Your task is to find every line in the records that holds the string "icon" and copy it.

··· Records shown

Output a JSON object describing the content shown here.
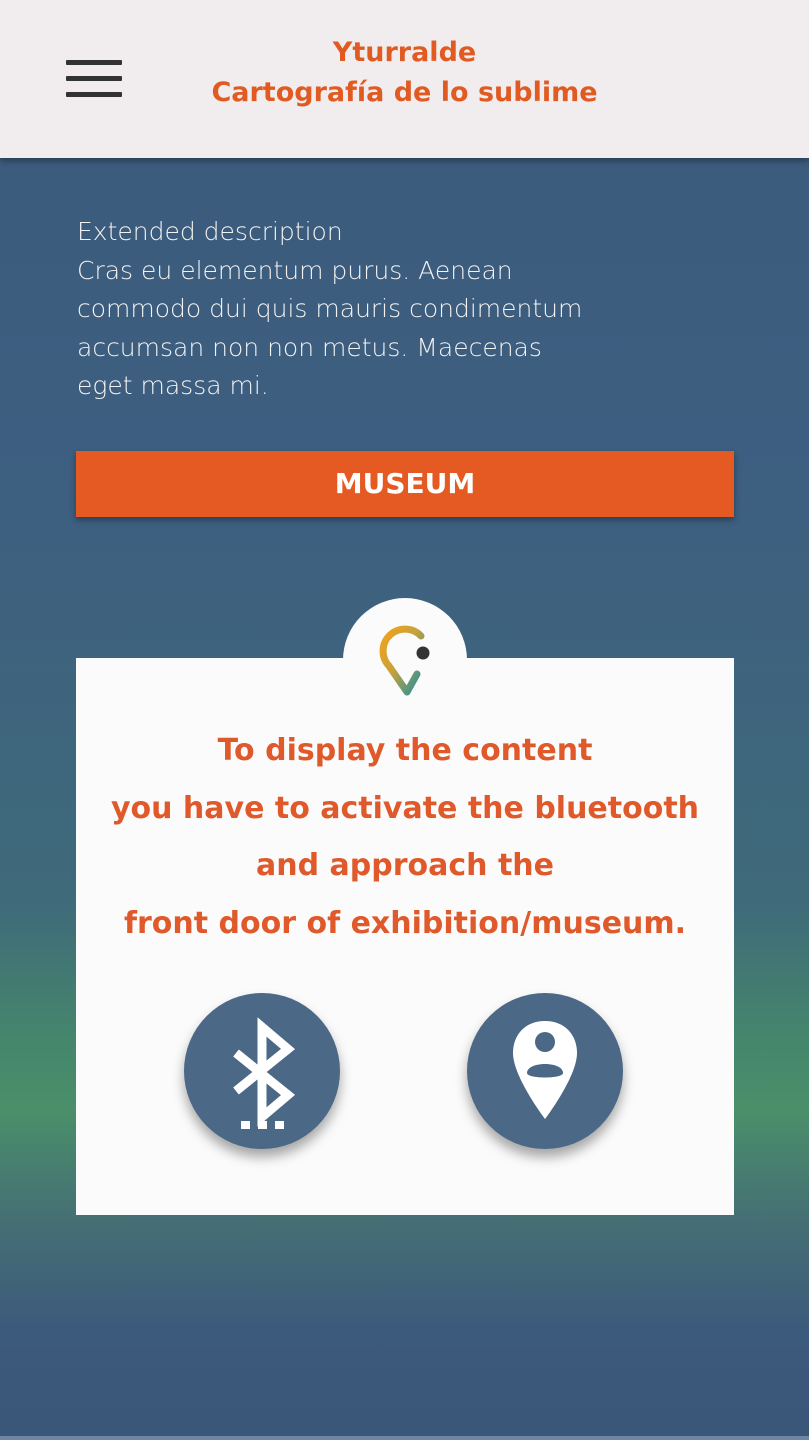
{
  "header": {
    "title_line1": "Yturralde",
    "title_line2": "Cartografía de lo sublime",
    "menu_icon": "hamburger-menu-icon"
  },
  "description": {
    "heading": "Extended description",
    "lines": [
      "Cras eu elementum purus. Aenean",
      "commodo dui quis mauris condimentum",
      "accumsan non non metus. Maecenas",
      "eget massa mi."
    ]
  },
  "museum_button": {
    "label": "MUSEUM"
  },
  "card": {
    "logo_icon": "location-pin-logo-icon",
    "message_lines": [
      "To display the content",
      "you have to activate the bluetooth",
      "and approach the",
      "front door of exhibition/museum."
    ],
    "bluetooth_icon": "bluetooth-searching-icon",
    "location_icon": "person-location-pin-icon"
  },
  "colors": {
    "accent": "#e55a22",
    "header_bg": "#f1edee",
    "button_circle": "#4b6886",
    "background_top": "#3c5a7c",
    "background_mid": "#4a8f6a"
  }
}
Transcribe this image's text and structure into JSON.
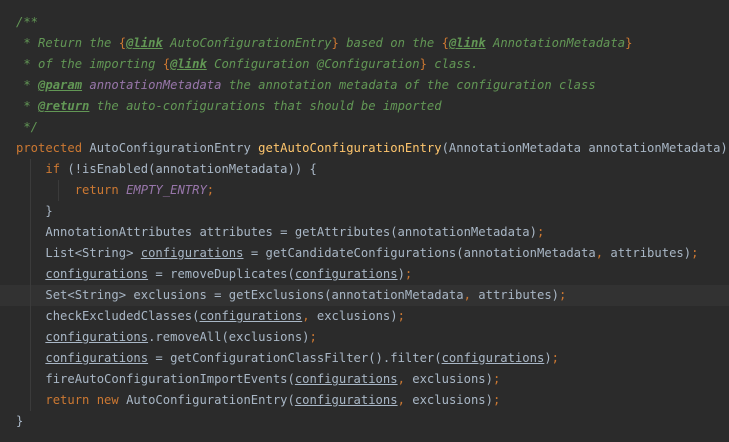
{
  "editor": {
    "language": "java",
    "theme_colors": {
      "background": "#2b2b2b",
      "current_line": "#323232",
      "comment": "#629755",
      "keyword": "#cc7832",
      "method": "#ffc66d",
      "constant": "#9876aa",
      "text": "#a9b7c6"
    },
    "lines": [
      {
        "indent": "",
        "segments": [
          {
            "t": "/**",
            "s": "c"
          }
        ]
      },
      {
        "indent": " ",
        "segments": [
          {
            "t": "* Return the ",
            "s": "c"
          },
          {
            "t": "{",
            "s": "br"
          },
          {
            "t": "@link",
            "s": "tag"
          },
          {
            "t": " AutoConfigurationEntry",
            "s": "lnk"
          },
          {
            "t": "}",
            "s": "br"
          },
          {
            "t": " based on the ",
            "s": "c"
          },
          {
            "t": "{",
            "s": "br"
          },
          {
            "t": "@link",
            "s": "tag"
          },
          {
            "t": " AnnotationMetadata",
            "s": "lnk"
          },
          {
            "t": "}",
            "s": "br"
          }
        ]
      },
      {
        "indent": " ",
        "segments": [
          {
            "t": "* of the importing ",
            "s": "c"
          },
          {
            "t": "{",
            "s": "br"
          },
          {
            "t": "@link",
            "s": "tag"
          },
          {
            "t": " Configuration ",
            "s": "lnk"
          },
          {
            "t": "@Configuration",
            "s": "lnk"
          },
          {
            "t": "}",
            "s": "br"
          },
          {
            "t": " class.",
            "s": "c"
          }
        ]
      },
      {
        "indent": " ",
        "segments": [
          {
            "t": "* ",
            "s": "c"
          },
          {
            "t": "@param",
            "s": "tag"
          },
          {
            "t": " annotationMetadata",
            "s": "cst"
          },
          {
            "t": " the annotation metadata of the configuration class",
            "s": "c"
          }
        ]
      },
      {
        "indent": " ",
        "segments": [
          {
            "t": "* ",
            "s": "c"
          },
          {
            "t": "@return",
            "s": "tag"
          },
          {
            "t": " the auto-configurations that should be imported",
            "s": "c"
          }
        ]
      },
      {
        "indent": " ",
        "segments": [
          {
            "t": "*/",
            "s": "c"
          }
        ]
      },
      {
        "indent": "",
        "segments": [
          {
            "t": "protected",
            "s": "k"
          },
          {
            "t": " AutoConfigurationEntry ",
            "s": ""
          },
          {
            "t": "getAutoConfigurationEntry",
            "s": "fn"
          },
          {
            "t": "(AnnotationMetadata annotationMetadata) {",
            "s": ""
          }
        ]
      },
      {
        "indent": "    ",
        "segments": [
          {
            "t": "if",
            "s": "k"
          },
          {
            "t": " (!isEnabled(annotationMetadata)) {",
            "s": ""
          }
        ]
      },
      {
        "indent": "        ",
        "segments": [
          {
            "t": "return",
            "s": "k"
          },
          {
            "t": " ",
            "s": ""
          },
          {
            "t": "EMPTY_ENTRY",
            "s": "cst"
          },
          {
            "t": ";",
            "s": "k"
          }
        ]
      },
      {
        "indent": "    ",
        "segments": [
          {
            "t": "}",
            "s": ""
          }
        ]
      },
      {
        "indent": "    ",
        "segments": [
          {
            "t": "AnnotationAttributes attributes = getAttributes(annotationMetadata)",
            "s": ""
          },
          {
            "t": ";",
            "s": "k"
          }
        ]
      },
      {
        "indent": "    ",
        "segments": [
          {
            "t": "List<String> ",
            "s": ""
          },
          {
            "t": "configurations",
            "s": "u"
          },
          {
            "t": " = getCandidateConfigurations(annotationMetadata",
            "s": ""
          },
          {
            "t": ",",
            "s": "k"
          },
          {
            "t": " attributes)",
            "s": ""
          },
          {
            "t": ";",
            "s": "k"
          }
        ]
      },
      {
        "indent": "    ",
        "segments": [
          {
            "t": "configurations",
            "s": "u"
          },
          {
            "t": " = removeDuplicates(",
            "s": ""
          },
          {
            "t": "configurations",
            "s": "u"
          },
          {
            "t": ")",
            "s": ""
          },
          {
            "t": ";",
            "s": "k"
          }
        ]
      },
      {
        "indent": "    ",
        "current": true,
        "segments": [
          {
            "t": "Set<String> exclusions = getExclusions(annotationMetadata",
            "s": ""
          },
          {
            "t": ",",
            "s": "k"
          },
          {
            "t": " attributes)",
            "s": ""
          },
          {
            "t": ";",
            "s": "k"
          }
        ]
      },
      {
        "indent": "    ",
        "segments": [
          {
            "t": "checkExcludedClasses(",
            "s": ""
          },
          {
            "t": "configurations",
            "s": "u"
          },
          {
            "t": ",",
            "s": "k"
          },
          {
            "t": " exclusions)",
            "s": ""
          },
          {
            "t": ";",
            "s": "k"
          }
        ]
      },
      {
        "indent": "    ",
        "segments": [
          {
            "t": "configurations",
            "s": "u"
          },
          {
            "t": ".removeAll(exclusions)",
            "s": ""
          },
          {
            "t": ";",
            "s": "k"
          }
        ]
      },
      {
        "indent": "    ",
        "segments": [
          {
            "t": "configurations",
            "s": "u"
          },
          {
            "t": " = getConfigurationClassFilter().filter(",
            "s": ""
          },
          {
            "t": "configurations",
            "s": "u"
          },
          {
            "t": ")",
            "s": ""
          },
          {
            "t": ";",
            "s": "k"
          }
        ]
      },
      {
        "indent": "    ",
        "segments": [
          {
            "t": "fireAutoConfigurationImportEvents(",
            "s": ""
          },
          {
            "t": "configurations",
            "s": "u"
          },
          {
            "t": ",",
            "s": "k"
          },
          {
            "t": " exclusions)",
            "s": ""
          },
          {
            "t": ";",
            "s": "k"
          }
        ]
      },
      {
        "indent": "    ",
        "segments": [
          {
            "t": "return new",
            "s": "k"
          },
          {
            "t": " AutoConfigurationEntry(",
            "s": ""
          },
          {
            "t": "configurations",
            "s": "u"
          },
          {
            "t": ",",
            "s": "k"
          },
          {
            "t": " exclusions)",
            "s": ""
          },
          {
            "t": ";",
            "s": "k"
          }
        ]
      },
      {
        "indent": "",
        "segments": [
          {
            "t": "}",
            "s": ""
          }
        ]
      }
    ]
  }
}
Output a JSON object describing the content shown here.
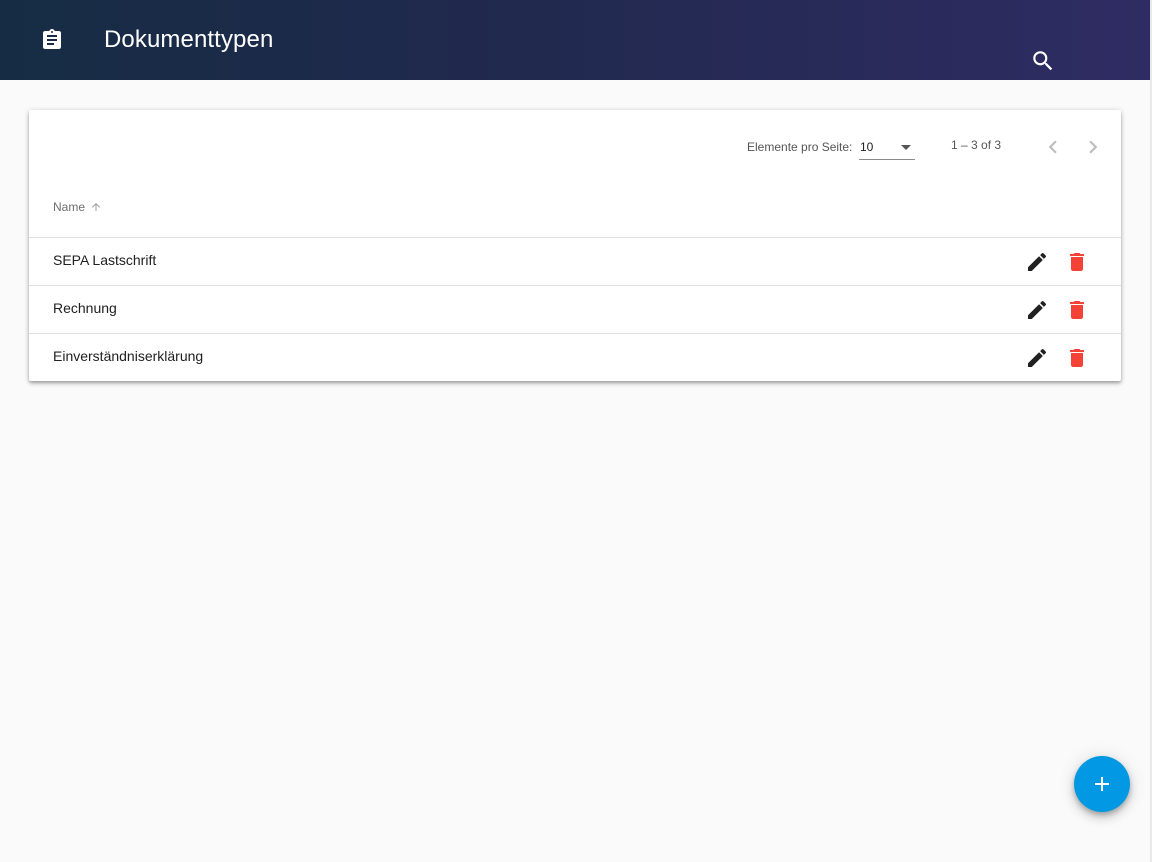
{
  "header": {
    "title": "Dokumenttypen",
    "app_icon": "assignment-icon",
    "search_icon": "search-icon"
  },
  "paginator": {
    "items_per_page_label": "Elemente pro Seite:",
    "items_per_page_value": "10",
    "range_label": "1 – 3 of 3",
    "prev_icon": "chevron-left-icon",
    "next_icon": "chevron-right-icon"
  },
  "table": {
    "columns": [
      {
        "label": "Name",
        "sort": "ascending"
      }
    ],
    "rows": [
      {
        "name": "SEPA Lastschrift"
      },
      {
        "name": "Rechnung"
      },
      {
        "name": "Einverständniserklärung"
      }
    ],
    "edit_icon": "pencil-icon",
    "delete_icon": "trash-icon",
    "delete_color": "#f44336"
  },
  "fab": {
    "icon": "plus-icon",
    "color": "#0398e4"
  }
}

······

=== Output below ===
    "menu_icon": "hamburger-menu-icon"
    "logo_icon": "location-pin-logo-icon",
    "bluetooth_icon": "bluetooth-searching-icon",
    "location_icon": "person-location-pin-icon"
    "app_icon": "assignment-icon",
    "search_icon": "search-icon"
    "prev_icon": "chevron-left-icon",
    "next_icon": "chevron-right-icon"
    "edit_icon": "pencil-icon",
    "delete_icon": "trash-icon",
    "icon": "plus-icon",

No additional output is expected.